Venetian glass – Image by Christopher Wood. Glass is handmade on the island of Murano according to specific ancient techniques and recipes that have been passed from generation to generation of master glassmakers.

One of the most fascinating aspects of Venice is its rich craft tradition. The glories of Venice’s unique art and architecture are well known but these are complemented by an extensive and equally brilliant group of artisan products.Venice-Murano-glassCristallo_stem_glass_Louvre_OA1974

The best known of these is hand-worked glass. This craft was developed by glass blowers from Constantinople after the Venetian invasion of 1204 and was further enriched by refugees from the Ottoman conquest of the Byzantines in 1453. Murano glass became prized throughout Europe for the richness of its colour and for its sparkle. Refinements in the craft reflected developments in glass research into metallic oxides, which intensified the hues, and additives, which enhanced the sparkle.

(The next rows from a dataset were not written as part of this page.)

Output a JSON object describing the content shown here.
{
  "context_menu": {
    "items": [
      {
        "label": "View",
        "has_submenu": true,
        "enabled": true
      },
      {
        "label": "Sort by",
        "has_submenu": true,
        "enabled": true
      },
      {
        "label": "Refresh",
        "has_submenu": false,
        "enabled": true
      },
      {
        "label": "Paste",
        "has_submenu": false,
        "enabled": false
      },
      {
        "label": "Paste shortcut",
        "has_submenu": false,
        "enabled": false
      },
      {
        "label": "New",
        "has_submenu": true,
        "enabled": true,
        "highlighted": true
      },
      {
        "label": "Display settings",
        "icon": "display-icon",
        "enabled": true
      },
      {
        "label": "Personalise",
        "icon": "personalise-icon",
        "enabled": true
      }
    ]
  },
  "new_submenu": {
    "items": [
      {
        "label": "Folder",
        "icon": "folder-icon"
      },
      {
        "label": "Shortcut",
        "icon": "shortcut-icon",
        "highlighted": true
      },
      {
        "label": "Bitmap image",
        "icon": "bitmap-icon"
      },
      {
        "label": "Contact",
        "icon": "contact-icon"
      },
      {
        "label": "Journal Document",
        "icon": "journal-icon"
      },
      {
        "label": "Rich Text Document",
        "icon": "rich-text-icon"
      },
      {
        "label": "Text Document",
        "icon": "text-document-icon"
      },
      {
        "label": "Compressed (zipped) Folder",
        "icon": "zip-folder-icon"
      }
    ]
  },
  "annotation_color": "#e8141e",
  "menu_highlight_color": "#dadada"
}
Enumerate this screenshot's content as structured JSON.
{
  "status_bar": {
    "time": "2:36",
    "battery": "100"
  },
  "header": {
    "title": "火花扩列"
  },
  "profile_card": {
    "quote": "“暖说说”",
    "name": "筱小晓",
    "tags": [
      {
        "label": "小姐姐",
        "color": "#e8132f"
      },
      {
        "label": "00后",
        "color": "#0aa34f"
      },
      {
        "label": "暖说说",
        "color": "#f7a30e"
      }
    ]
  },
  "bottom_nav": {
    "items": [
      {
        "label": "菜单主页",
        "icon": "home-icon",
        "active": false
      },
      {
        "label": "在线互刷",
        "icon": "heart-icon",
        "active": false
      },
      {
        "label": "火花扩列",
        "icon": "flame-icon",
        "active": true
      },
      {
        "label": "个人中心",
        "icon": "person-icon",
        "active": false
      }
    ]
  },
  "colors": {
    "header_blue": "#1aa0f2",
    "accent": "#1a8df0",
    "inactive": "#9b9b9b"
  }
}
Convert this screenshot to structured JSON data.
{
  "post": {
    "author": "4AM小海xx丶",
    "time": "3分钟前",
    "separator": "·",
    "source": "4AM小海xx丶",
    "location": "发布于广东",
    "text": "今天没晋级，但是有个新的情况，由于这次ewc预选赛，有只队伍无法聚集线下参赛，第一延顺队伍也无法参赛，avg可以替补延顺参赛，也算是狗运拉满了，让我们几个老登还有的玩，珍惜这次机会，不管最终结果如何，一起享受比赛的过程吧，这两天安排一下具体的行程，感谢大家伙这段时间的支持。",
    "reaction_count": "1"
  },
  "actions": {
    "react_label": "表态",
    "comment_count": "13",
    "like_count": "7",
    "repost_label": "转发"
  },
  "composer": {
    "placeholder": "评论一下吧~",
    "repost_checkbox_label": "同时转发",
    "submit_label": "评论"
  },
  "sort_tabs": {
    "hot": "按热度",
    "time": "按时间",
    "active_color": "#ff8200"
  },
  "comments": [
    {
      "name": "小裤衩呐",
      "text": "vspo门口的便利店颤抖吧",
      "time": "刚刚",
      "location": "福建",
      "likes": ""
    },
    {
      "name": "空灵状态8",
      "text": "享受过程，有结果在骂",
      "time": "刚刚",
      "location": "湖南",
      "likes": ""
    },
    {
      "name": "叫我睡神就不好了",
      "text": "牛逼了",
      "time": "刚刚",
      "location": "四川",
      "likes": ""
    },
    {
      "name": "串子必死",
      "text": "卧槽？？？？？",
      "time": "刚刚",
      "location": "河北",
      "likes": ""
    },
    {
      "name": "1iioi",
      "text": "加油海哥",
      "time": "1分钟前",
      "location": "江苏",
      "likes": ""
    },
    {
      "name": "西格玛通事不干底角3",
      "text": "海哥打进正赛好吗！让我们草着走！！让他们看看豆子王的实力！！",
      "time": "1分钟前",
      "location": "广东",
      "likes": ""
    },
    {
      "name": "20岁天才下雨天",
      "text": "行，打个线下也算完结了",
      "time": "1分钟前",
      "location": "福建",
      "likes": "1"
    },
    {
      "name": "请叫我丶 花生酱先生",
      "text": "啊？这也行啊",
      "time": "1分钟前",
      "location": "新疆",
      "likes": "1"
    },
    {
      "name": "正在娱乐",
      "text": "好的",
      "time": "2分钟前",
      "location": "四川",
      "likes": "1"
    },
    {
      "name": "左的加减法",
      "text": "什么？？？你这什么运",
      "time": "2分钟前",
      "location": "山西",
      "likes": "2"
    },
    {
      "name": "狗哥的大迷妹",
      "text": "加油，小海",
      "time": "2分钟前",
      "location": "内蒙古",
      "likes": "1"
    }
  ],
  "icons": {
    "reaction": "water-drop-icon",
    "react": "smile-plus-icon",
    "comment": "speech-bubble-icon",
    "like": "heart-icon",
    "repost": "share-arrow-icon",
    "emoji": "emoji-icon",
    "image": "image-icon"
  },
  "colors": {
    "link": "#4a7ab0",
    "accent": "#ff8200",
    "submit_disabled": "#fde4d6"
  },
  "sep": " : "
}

It was the Murano blowers who first developed clear sparkling glass they called ‘cristello’, the model for crystal today. The trade in glass so enriched the economy that the families of master blowers were permitted to marry into the nobility and their products were so prized their craft secrets were protected under penalty of death. Furnaces of the original glass families still produce glass masterpieces today.

Fragment_of_Lace_Flounce_LACMA_60.46.20The lace of Venice, centered on the island of Burano, is equally prized. Knowledge of lace-working techniques was brought to Venice by artisans captured from Milan during the conflicts of the 1400s. Lacework in Venice reached its high point during the 18th and 19th centuries, when Burano lace competed with the finest Belgian products. Master makers can still be seen in the Burano workshops today.

During the 1400s brocade textile production was largely dominated by Venice,Venetian-Textile the first state to establish a charter of quality control. The silk weavers and embroiderers enriched the coffers of the Venetian state, as demand for their unique skills spread through trade. New colour dyes and the secrets of mordant dyeing brought from India gave Venice a virtual monopoly. The designers of the Rubelli workshops and the historic Bevilacqua studio with its 18th-century looms, continue to export silks to palaces and grand theatres around the world.

Venice’s grand palazzi and museums, filled with dazzling examples of sumptuous brocade, delicate lacework, exquisite costumes and fine Murano glass, commemorate artistry and skills refined over long centuries. Today in the workshops of Venice, artisans continue to draw on the traditions inherited from their forebears, to create new treasures for the modern world.

By Bernard Hoffert


Images (from top)
[1] Murano Glass in Window, Venice. Image by Christopher Wood.
[2] Stem glass. Gilt and enameled blown cristallo glass, Venice, late 15th–early 16th century via Wikimedia Commons
[3] Murano Glass via Wikimedia Commons
[4] Wikimedia Commons: Italy, Venice, 1650-1700, Venetian needle lace
[5] Venetian brocade textile, via Wikimedia Commons
[6] Murano, via Wikimedia Commons